**GIVEN ENTRIES:**
--------------------------------

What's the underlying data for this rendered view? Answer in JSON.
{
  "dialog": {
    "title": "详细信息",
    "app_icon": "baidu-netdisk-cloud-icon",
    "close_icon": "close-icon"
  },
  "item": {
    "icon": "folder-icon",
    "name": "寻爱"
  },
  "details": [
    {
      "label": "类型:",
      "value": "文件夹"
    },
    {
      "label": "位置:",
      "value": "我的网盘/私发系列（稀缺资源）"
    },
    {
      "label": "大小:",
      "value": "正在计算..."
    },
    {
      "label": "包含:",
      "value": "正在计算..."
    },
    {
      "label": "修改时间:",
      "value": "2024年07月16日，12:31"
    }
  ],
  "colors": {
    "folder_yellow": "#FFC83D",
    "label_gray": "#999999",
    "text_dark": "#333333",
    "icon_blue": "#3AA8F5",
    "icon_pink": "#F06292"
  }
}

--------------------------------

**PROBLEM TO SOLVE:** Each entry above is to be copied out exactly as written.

**ANSWER BELOW:**
What's the underlying data for this rendered view? Answer in JSON.
{
  "dialog": {
    "title": "详细信息",
    "app_icon": "baidu-netdisk-cloud-icon",
    "close_icon": "close-icon"
  },
  "item": {
    "icon": "folder-icon",
    "name": "寻爱"
  },
  "details": [
    {
      "label": "类型:",
      "value": "文件夹"
    },
    {
      "label": "位置:",
      "value": "我的网盘/私发系列（稀缺资源）"
    },
    {
      "label": "大小:",
      "value": "正在计算..."
    },
    {
      "label": "包含:",
      "value": "正在计算..."
    },
    {
      "label": "修改时间:",
      "value": "2024年07月16日，12:31"
    }
  ],
  "colors": {
    "folder_yellow": "#FFC83D",
    "label_gray": "#999999",
    "text_dark": "#333333",
    "icon_blue": "#3AA8F5",
    "icon_pink": "#F06292"
  }
}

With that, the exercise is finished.